TASK TO COMPLETE - What is wanted is every record, duplicated word for word.

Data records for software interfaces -
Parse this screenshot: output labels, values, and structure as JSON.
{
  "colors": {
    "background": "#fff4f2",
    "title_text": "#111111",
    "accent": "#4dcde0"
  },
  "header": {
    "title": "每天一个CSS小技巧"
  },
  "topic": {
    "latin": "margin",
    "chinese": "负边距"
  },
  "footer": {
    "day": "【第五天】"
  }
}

SOLVED EXERCISE -
Parse this screenshot: output labels, values, and structure as JSON.
{
  "colors": {
    "background": "#fff4f2",
    "title_text": "#111111",
    "accent": "#4dcde0"
  },
  "header": {
    "title": "每天一个CSS小技巧"
  },
  "topic": {
    "latin": "margin",
    "chinese": "负边距"
  },
  "footer": {
    "day": "【第五天】"
  }
}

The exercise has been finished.